Nonetheless, chances for viability of the anti-terror campaign are moderately good. They have been enhanced by the decisive victory in Afghanistan, both as a demonstration of US resolve and for its deterrent effects; by the emerging sense--based on the reaction of the Afghan population and on the assumption that the peaceful normalization and reconstruction of the country will proceed generally well--that the US action was one of "liberation," not "aggression against Muslims"; and by the potential role of 9/11 (and perhaps future major acts of terrorism exacting large-scale civilian casualties) as a trigger for a broad-based reformist movement within mainstream Islam.
As for the interaction between the campaign against terror and the Palestinian/Israeli conflict, a Damoclean sword hangs over the Palestinian/Israeli arena. In the absence of an active peace process, one well struck terrorist blow within Israel that compels the Sharon government to retake the West Bank and Gaza, or the essentially uncontrollable ripple effects of the civil war within the Palestinian Authority could potentially cripple cooperative efforts under wayagainst a variety of terrorist targets and could undermine our relastions with countries throughout the Middle East.
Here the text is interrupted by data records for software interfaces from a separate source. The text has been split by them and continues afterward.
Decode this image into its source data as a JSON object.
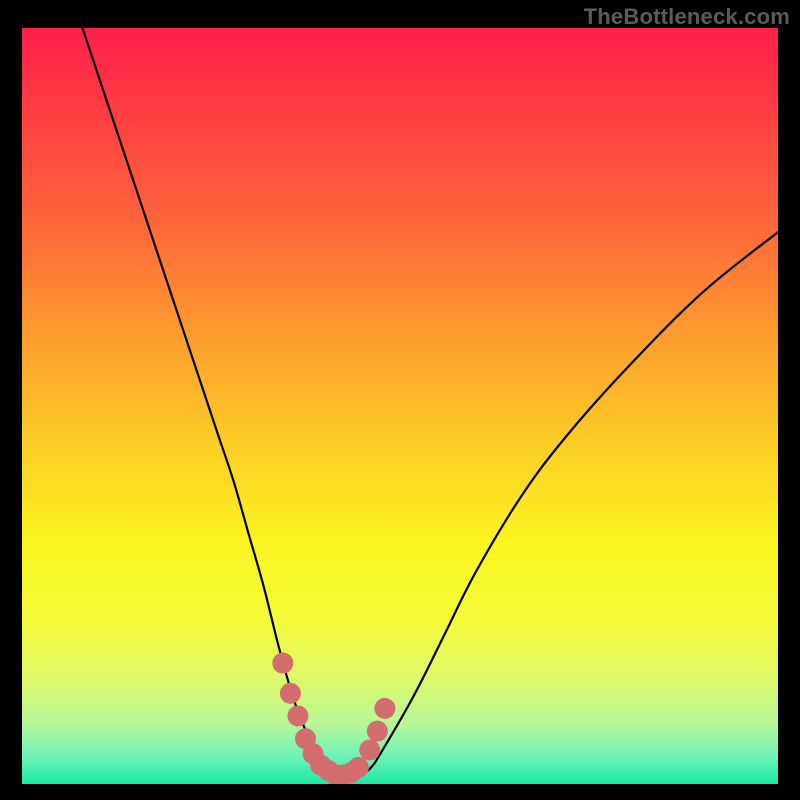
{
  "watermark": {
    "text": "TheBottleneck.com"
  },
  "colors": {
    "background": "#000000",
    "gradient_stops": [
      {
        "offset": 0.0,
        "color": "#ff1f4b"
      },
      {
        "offset": 0.1,
        "color": "#ff3b42"
      },
      {
        "offset": 0.25,
        "color": "#fe633b"
      },
      {
        "offset": 0.4,
        "color": "#fd9a2e"
      },
      {
        "offset": 0.55,
        "color": "#fccd26"
      },
      {
        "offset": 0.68,
        "color": "#faf41f"
      },
      {
        "offset": 0.78,
        "color": "#f4fb37"
      },
      {
        "offset": 0.86,
        "color": "#dff86a"
      },
      {
        "offset": 0.92,
        "color": "#b7f797"
      },
      {
        "offset": 0.965,
        "color": "#6bf3b8"
      },
      {
        "offset": 1.0,
        "color": "#18eaa2"
      }
    ],
    "curve": "#000000",
    "marker_fill": "#d46e6e",
    "marker_stroke": "#c45a5a"
  },
  "chart_data": {
    "type": "line",
    "title": "",
    "xlabel": "",
    "ylabel": "",
    "xlim": [
      0,
      100
    ],
    "ylim": [
      0,
      100
    ],
    "grid": false,
    "legend": false,
    "series": [
      {
        "name": "bottleneck-curve",
        "x": [
          8,
          12,
          16,
          20,
          24,
          26,
          28,
          30,
          32,
          34,
          36,
          38,
          40,
          42,
          44,
          46,
          48,
          52,
          56,
          60,
          66,
          72,
          80,
          90,
          100
        ],
        "y": [
          100,
          88,
          76,
          64,
          52,
          46,
          40,
          33,
          26,
          18,
          11,
          6,
          2,
          1,
          1,
          2,
          5,
          12,
          20,
          28,
          38,
          46,
          55,
          65,
          73
        ]
      }
    ],
    "markers": {
      "name": "highlight-band",
      "x": [
        34.5,
        35.5,
        36.5,
        37.5,
        38.5,
        39.5,
        40.5,
        41.5,
        42.5,
        43.5,
        44.5,
        46.0,
        47.0,
        48.0
      ],
      "y": [
        16,
        12,
        9,
        6,
        4,
        2.5,
        1.8,
        1.2,
        1.2,
        1.5,
        2.2,
        4.5,
        7,
        10
      ]
    }
  }
}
Curbing terrorism directed at Israel proper is an essential first step toward stabilization. An equally important second step is an active peace process.
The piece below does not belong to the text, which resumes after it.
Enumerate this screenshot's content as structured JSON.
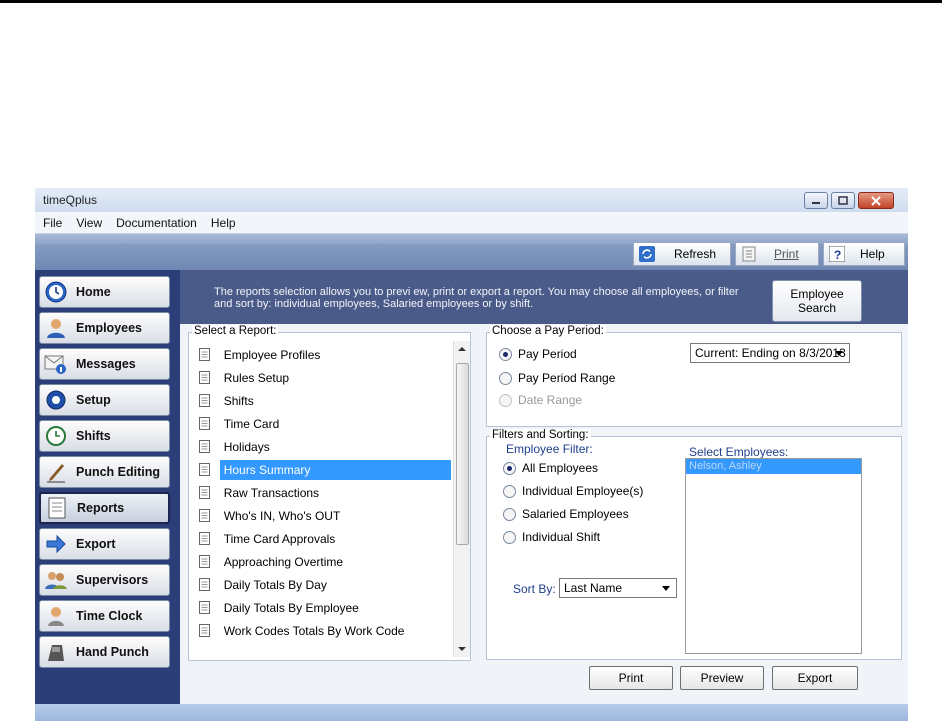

Despite strong cautionary statements by Arab governments, a US-led effort to eliminate the Saddam Hussein regime will not be seriously opposed by Arab allies, provided it is carefully prepared, US resolve is credibly demonstrated, and collateral damage to civilians is minimized. Close consultation with pivotal countries such as Turkey and Saudi Arabia, and
clear prior agreement on a post-Saddam governing structure that strongly discourages any fissiparous tendencies by Kurds and southern Shi'as will be essential for the emergence of a reluctant but permissive regional environment.
At the bilateral level, paradoxically, relations with our historically closest Arab ally, Saudi Arabia, could be the most negatively affected by the aggressive pursuit of a counterterrorism campaign, and deserve the most delicate handling by US diplomacy. Demands on Riyadh for broad accountability of private Saudi financial flows domestically and abroad that may provide a "money trail" to Islamic groups and fund some of their activities are simply impractical except in limited, well-defined cases, and ultimately counterproductive. Military cooperation and improved exchange of intelligence information are obtainable if kept at the lowest profile compatible with effectiveness. On the other hand, and in a clear-cut departure from traditional US policy, the Saudi rulers will need to be pressed with vigor for proactive leadership in the religious doctrinal battle between radical Jihadism and mainstream non-violent Islam that must be waged if the war against this particular variant of international terrorism is to be won. In this effort, the USG would be well advised to recruit the help of its own domestic Islamic community and international partners, including both public and private. Certainly, direct USG interventions with the Kingdom on these matters should be kept completely out of the public realm, but should be persistent and involve the highest US levels, if they are to prove effective. To have to delve into the realm of the religious is utterly discomforting for any secular society, but vital national interests are at stake, and the Al-Saud represent the main gate on which we must knock if we are to see the House of Islam reform itself.